Energy Drinks: Healthy Choices for Energy Boost? (cont.)
"Most of the energy drinks contain high-tech-sounding ingredients that are not controlled substances, of no value, and potentially harmful" in large amounts, adds Cynthia Sass, MPH, MA, RD, a board-certified specialist in sports dietetics.
And trying to figure out exactly how much of each stimulant is contained in an energy drink can be difficult, she says.
"The amount of the stimulants is not always listed on the label, and even when the information is listed, it is hard for consumers to interpret because we are not familiar with these ingredients," says Sass.
One ingredient most people are familiar with is caffeine, and "what we do know is that large doses of caffeine can be very dehydrating," says Sass.
While one cup (8 ounces) of strong coffee has about 125-150 milligrams of caffeine and a 12-ounce can of ordinary cola has 35-38 milligrams, an 8.3-ounce can of Cocaine energy drink contains 280 milligrams. In general, caffeine consumption should be limited to about 200-300 milligrams per day, says Farrell.
Easy to Drink
One of the concerns about energy drinks is how easy it is to drink large quantities of these sweet beverages.
"Energy drinks contain multiple stimulants that, when combined, can be dangerous and have a very powerful effect on the body," says Sass. Most people know how much caffeine they can tolerate, but may not be familiar with the effects of some of the other ingredients.
She describes such possible symptoms as upset stomach, leg weakness, heart palpitations, being jittery, nervousness, and more.

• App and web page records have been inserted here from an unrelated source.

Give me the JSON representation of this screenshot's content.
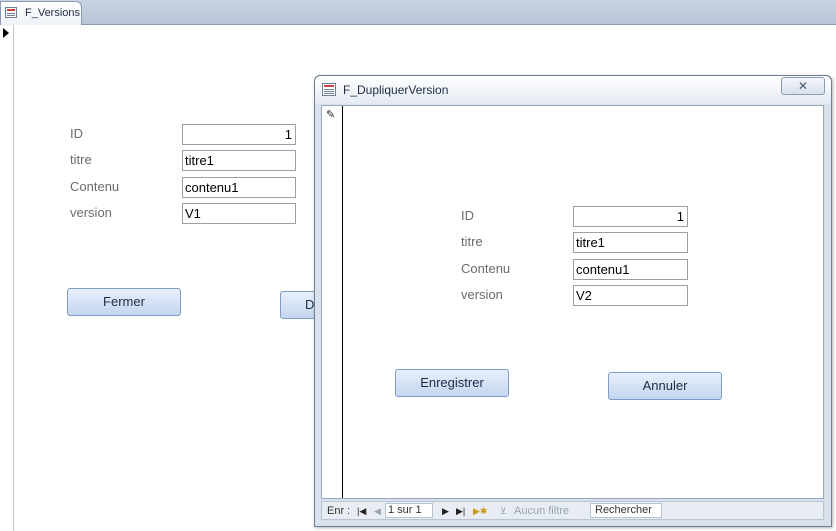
{
  "main_form": {
    "tab_title": "F_Versions",
    "fields": [
      {
        "label": "ID",
        "value": "1"
      },
      {
        "label": "titre",
        "value": "titre1"
      },
      {
        "label": "Contenu",
        "value": "contenu1"
      },
      {
        "label": "version",
        "value": "V1"
      }
    ],
    "buttons": {
      "close_label": "Fermer",
      "duplicate_label": "D"
    }
  },
  "dialog": {
    "title": "F_DupliquerVersion",
    "close_glyph": "✕",
    "fields": [
      {
        "label": "ID",
        "value": "1"
      },
      {
        "label": "titre",
        "value": "titre1"
      },
      {
        "label": "Contenu",
        "value": "contenu1"
      },
      {
        "label": "version",
        "value": "V2"
      }
    ],
    "buttons": {
      "save_label": "Enregistrer",
      "cancel_label": "Annuler"
    },
    "navbar": {
      "record_label": "Enr :",
      "record_position": "1 sur 1",
      "filter_label": "Aucun filtre",
      "search_label": "Rechercher"
    }
  },
  "icons": {
    "form_icon": "form-icon",
    "record_selector": "current-record-arrow-icon",
    "edit_pencil": "pencil-icon"
  }
}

Drink these energy drinks on an empty stomach and the effects can be magnified.
"There will be an energy burst, but it could also lead to agitation, difficulty concentrating, hyperactivity, a problem sleeping, nausea, and affect blood pressure," Farrell says.
Energy Drinks and Alcohol
Because alcohol is a depressant and caffeine is a stimulant, mixing energy drinks with alcohol is a bad idea, experts say.
"Both are also diuretics that can lead to dehydration and ultimately, drinking more alcohol, because the burst of energy from the sugar and caffeine misrepresent the state of inebriation," says Farrell.
She compares it to the misconception that coffee can sober someone who has had too much to drink: "Using coffee to sober up just makes you feel more energetic; it does not decrease the effects of inebriation."
The result is that you may feel less intoxicated than you really are. "These products may be natural, but they can be very dangerous when mixed with alcohol," says Sass.
Club soda, water, and fruit juices are better mixers with alcohol. Sass recommends choosing a mixer you have had before, so the result is more predictable.
If you want to dance all night long, a glass of water is a better choice than an energy drink between cocktails, to keep you well-hydrated.